In May 1934 Cornish turned his attentions to freshly euthanised dogs. He acquired five fox terriers, each pithily named Lazarus, and conducted his experiment. Three of them stayed dead while two were successfully revived, though both were rendered blind and insensible. Despite this rather inconclusive outcome, the experiments were hailed as a great success. Cornish was feted in the press and a 1935 film, Life Returns, was made about his work. After lapping up the celebrity, Cornish returned to more mundane areas of research. But in 1947 he reemerged with a scheme to “teeter” a freshly executed human cadaver. He found a willing participant, a child killer named Thomas McMonigle, who would be carried straight from the gas chamber to the ‘Cornish teeter’:

“Dr Cornish, elated at the sensational success of his experiments with dogs, wants to make the attempt [on humans]. He is now seeking permission to experiment with a criminal executed by poison gas. Given the body after physicians declare the man to be dead, he would strap the body to a teeterboard and attach electrical heating pads to the limbs. Next a chemical known as methylene blue would be injected into the veins to neutralise the poisonous fumes that had caused death. Pure oxygen would then be pumped into the lungs through a mask and the teeterboard rocked slowly to keep the blood in circulation… Dr Cornish believes firmly that the dead man would live. He does not agree with other scientists that the brain of the man so revived would be hopelessly damaged.”

Thankfully, Cornish’s proposal was turned down by the state of California, and McMonigle was executed without “teetering” in February 1948. By the late 1950s Cornish had retired from medical research and was marketing his own product: “Dr Cornish’s Tooth Powder with Vitamin D and Fluoride”.

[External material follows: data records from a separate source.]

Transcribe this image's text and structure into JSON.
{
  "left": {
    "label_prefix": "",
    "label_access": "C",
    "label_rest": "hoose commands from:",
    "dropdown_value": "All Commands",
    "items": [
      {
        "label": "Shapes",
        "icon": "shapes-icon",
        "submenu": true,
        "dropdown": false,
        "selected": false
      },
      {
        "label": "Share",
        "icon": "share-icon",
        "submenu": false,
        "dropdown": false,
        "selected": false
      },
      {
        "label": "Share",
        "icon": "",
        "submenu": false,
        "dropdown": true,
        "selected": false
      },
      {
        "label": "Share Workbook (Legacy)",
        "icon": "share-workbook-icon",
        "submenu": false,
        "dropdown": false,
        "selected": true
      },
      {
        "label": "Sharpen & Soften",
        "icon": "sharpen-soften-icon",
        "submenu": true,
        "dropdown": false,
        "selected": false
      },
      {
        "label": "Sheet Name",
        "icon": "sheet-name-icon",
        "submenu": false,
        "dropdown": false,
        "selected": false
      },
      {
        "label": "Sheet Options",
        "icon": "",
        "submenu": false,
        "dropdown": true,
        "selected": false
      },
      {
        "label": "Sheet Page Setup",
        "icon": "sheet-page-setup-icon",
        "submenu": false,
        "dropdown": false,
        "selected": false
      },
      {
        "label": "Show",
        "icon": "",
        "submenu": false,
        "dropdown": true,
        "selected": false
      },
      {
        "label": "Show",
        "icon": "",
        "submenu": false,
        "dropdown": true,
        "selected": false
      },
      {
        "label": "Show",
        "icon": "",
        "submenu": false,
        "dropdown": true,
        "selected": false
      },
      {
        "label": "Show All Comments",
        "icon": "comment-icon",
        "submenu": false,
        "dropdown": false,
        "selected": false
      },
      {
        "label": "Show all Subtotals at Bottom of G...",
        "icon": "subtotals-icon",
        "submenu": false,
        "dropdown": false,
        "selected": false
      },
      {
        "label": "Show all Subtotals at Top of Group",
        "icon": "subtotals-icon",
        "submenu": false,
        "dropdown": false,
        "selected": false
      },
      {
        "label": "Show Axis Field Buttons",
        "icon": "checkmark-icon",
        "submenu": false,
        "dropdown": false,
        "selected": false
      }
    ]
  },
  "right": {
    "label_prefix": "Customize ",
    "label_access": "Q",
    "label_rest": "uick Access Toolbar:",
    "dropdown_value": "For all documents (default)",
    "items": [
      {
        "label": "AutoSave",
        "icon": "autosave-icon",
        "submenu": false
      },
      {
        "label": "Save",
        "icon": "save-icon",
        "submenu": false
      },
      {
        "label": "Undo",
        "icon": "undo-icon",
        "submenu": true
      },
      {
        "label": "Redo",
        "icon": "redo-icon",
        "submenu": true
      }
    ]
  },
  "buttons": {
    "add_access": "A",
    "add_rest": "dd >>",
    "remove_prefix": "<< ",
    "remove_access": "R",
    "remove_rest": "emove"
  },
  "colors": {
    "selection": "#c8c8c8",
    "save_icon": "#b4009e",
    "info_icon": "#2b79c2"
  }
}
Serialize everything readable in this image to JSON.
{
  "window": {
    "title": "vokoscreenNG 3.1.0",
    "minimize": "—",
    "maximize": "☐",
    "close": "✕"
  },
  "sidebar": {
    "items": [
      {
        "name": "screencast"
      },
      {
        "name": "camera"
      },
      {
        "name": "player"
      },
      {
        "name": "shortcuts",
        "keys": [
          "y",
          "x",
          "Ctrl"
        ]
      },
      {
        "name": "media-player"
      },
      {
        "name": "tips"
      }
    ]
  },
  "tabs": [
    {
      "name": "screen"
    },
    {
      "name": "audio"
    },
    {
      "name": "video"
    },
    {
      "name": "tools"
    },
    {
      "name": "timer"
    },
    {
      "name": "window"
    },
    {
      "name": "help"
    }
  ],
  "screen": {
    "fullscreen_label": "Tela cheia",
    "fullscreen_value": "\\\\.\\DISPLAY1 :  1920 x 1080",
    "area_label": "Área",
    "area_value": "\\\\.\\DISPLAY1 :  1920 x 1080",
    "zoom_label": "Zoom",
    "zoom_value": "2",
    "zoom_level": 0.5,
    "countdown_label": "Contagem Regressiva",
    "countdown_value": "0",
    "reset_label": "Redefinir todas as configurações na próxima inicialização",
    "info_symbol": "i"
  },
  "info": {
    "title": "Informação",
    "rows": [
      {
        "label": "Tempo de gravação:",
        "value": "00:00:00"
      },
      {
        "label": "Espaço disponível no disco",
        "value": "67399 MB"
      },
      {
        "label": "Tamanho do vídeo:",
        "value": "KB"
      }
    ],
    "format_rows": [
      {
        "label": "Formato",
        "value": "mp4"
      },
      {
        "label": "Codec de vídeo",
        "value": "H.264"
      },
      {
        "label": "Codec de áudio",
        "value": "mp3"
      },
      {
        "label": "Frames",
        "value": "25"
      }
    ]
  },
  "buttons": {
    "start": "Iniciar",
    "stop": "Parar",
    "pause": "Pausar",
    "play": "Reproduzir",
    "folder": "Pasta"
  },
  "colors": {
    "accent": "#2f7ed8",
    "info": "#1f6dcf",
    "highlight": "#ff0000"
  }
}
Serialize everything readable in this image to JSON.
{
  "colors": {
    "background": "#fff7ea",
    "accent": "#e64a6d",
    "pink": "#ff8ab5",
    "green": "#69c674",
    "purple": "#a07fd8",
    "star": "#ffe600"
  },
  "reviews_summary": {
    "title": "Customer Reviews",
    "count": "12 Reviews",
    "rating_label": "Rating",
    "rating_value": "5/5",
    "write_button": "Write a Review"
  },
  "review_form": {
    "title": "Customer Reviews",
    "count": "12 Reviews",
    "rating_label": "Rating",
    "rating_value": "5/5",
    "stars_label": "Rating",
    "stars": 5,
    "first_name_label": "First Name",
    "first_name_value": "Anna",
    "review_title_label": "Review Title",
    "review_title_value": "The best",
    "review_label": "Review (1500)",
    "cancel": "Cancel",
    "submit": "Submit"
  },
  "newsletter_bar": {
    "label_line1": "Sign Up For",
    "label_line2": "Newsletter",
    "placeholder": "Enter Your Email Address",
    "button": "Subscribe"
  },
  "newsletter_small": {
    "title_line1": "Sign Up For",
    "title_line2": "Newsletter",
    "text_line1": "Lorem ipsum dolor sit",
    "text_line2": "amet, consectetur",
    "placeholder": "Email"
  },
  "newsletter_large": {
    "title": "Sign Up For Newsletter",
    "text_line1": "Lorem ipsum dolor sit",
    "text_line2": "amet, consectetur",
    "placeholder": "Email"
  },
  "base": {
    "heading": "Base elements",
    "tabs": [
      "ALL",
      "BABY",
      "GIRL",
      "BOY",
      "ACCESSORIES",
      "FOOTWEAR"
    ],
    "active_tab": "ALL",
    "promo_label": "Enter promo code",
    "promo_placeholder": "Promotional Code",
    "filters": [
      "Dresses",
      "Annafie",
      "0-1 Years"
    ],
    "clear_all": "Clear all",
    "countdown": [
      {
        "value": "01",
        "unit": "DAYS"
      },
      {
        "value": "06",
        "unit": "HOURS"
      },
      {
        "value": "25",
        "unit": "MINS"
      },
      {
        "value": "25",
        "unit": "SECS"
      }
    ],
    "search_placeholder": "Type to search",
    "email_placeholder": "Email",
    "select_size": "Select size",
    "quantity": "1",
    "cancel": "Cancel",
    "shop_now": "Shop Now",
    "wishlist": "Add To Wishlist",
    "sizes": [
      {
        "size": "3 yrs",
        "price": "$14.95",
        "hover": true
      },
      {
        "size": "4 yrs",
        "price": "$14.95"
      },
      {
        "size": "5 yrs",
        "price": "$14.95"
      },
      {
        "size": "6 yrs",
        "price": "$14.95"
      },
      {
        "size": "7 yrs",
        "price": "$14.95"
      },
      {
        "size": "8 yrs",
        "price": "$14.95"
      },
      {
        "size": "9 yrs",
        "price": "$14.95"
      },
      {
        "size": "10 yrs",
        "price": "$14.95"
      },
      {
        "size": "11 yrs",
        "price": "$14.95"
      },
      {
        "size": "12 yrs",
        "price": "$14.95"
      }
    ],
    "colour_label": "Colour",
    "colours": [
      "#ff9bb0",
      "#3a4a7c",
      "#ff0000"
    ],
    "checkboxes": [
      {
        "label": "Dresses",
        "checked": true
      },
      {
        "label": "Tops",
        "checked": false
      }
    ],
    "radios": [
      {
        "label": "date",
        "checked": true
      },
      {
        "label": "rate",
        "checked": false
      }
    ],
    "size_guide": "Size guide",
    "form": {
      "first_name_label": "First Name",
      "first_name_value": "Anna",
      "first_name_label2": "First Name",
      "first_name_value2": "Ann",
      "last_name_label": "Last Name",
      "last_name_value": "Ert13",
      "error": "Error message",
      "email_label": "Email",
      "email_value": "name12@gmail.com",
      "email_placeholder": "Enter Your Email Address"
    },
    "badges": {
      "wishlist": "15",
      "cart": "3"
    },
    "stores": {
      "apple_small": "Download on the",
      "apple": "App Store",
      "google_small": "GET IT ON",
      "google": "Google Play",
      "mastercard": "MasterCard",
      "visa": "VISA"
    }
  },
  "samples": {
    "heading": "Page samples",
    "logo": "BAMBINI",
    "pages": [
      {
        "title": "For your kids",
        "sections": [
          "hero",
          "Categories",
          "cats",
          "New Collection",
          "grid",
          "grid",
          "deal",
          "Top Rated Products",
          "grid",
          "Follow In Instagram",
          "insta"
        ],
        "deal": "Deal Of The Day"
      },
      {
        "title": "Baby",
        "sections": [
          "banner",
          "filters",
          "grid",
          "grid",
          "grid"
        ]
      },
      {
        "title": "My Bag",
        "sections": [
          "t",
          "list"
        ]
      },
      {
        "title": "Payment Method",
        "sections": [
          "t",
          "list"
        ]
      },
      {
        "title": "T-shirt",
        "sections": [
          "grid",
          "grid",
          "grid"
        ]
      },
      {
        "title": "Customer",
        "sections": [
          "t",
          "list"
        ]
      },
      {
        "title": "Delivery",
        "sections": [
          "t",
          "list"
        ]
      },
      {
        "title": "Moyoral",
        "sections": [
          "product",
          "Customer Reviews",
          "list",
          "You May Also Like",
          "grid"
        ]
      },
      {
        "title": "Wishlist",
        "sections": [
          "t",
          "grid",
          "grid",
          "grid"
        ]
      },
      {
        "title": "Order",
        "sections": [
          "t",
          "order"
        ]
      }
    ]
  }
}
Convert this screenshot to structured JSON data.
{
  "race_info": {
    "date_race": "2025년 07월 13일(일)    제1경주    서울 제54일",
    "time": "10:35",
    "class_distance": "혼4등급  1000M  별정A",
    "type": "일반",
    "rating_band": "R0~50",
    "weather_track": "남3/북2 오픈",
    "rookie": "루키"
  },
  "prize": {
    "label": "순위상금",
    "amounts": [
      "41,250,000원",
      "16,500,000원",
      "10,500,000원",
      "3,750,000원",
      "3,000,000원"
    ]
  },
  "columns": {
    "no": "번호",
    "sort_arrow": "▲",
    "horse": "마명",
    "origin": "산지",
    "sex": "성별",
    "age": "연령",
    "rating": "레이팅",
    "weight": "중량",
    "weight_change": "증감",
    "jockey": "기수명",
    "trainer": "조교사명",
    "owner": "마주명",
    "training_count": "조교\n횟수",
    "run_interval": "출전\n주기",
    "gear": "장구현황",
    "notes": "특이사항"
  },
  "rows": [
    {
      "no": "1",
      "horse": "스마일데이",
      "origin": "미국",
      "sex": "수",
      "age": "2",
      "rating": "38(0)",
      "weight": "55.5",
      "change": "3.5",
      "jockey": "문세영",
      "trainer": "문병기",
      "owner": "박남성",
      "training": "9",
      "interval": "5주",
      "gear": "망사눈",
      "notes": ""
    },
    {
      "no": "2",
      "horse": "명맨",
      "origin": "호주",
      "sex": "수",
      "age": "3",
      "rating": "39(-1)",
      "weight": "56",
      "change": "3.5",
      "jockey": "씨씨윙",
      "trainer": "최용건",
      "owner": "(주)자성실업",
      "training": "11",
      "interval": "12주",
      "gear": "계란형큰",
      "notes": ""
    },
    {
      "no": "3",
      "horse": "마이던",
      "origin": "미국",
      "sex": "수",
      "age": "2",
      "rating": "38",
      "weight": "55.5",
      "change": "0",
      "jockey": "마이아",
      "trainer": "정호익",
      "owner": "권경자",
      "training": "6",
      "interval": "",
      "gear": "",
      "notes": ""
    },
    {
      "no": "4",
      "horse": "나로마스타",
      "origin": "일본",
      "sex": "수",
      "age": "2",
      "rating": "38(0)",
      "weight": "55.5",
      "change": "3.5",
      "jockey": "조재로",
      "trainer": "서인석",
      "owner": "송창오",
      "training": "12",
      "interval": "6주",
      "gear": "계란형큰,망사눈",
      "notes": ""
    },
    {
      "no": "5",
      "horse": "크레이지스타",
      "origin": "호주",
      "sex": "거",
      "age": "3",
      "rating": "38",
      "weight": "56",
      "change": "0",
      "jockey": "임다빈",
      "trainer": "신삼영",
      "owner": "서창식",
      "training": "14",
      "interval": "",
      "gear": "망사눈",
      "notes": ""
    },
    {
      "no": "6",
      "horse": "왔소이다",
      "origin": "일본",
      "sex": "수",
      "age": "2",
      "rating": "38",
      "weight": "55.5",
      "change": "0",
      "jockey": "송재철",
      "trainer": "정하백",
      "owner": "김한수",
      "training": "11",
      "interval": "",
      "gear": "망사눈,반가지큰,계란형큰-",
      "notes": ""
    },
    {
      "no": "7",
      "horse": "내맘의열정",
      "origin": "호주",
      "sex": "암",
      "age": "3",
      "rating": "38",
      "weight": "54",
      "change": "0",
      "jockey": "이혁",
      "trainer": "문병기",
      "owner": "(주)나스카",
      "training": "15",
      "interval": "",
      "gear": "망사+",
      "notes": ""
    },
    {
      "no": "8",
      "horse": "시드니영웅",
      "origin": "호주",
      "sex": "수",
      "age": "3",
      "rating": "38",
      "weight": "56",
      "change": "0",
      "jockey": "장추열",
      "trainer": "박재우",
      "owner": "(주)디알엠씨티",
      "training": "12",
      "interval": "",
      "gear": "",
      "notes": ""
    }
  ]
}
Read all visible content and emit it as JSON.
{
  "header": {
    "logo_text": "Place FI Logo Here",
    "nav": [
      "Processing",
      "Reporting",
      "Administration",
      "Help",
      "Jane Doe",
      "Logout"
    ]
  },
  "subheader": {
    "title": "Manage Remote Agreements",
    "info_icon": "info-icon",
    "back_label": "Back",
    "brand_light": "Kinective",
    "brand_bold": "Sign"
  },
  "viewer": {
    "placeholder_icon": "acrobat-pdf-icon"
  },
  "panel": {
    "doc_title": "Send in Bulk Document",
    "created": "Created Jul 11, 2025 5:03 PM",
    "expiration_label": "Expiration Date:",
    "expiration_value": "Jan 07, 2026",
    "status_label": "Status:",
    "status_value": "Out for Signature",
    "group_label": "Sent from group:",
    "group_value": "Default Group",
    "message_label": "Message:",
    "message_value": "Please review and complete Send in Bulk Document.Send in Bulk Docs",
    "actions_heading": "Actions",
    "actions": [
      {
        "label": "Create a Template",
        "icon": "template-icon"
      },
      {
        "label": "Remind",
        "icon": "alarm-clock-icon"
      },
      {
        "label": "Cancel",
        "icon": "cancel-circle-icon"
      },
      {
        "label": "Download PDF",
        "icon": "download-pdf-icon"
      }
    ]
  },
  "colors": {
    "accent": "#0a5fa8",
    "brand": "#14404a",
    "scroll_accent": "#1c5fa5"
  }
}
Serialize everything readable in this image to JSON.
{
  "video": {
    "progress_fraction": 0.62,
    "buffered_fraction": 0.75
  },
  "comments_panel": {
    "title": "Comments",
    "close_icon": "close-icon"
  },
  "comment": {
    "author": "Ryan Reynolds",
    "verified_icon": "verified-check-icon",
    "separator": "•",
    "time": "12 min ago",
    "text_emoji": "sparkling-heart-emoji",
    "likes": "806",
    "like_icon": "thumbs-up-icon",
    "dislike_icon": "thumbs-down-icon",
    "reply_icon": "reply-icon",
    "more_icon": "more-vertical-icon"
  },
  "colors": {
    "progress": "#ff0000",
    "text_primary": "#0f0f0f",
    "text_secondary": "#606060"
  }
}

Source: “Can science raise the dead?” in Popular Science, February 1935. Content on this page is © Alpha History 2016. Content may not be republished without our express permission. For more information please refer to our Terms of Use or contact Alpha History.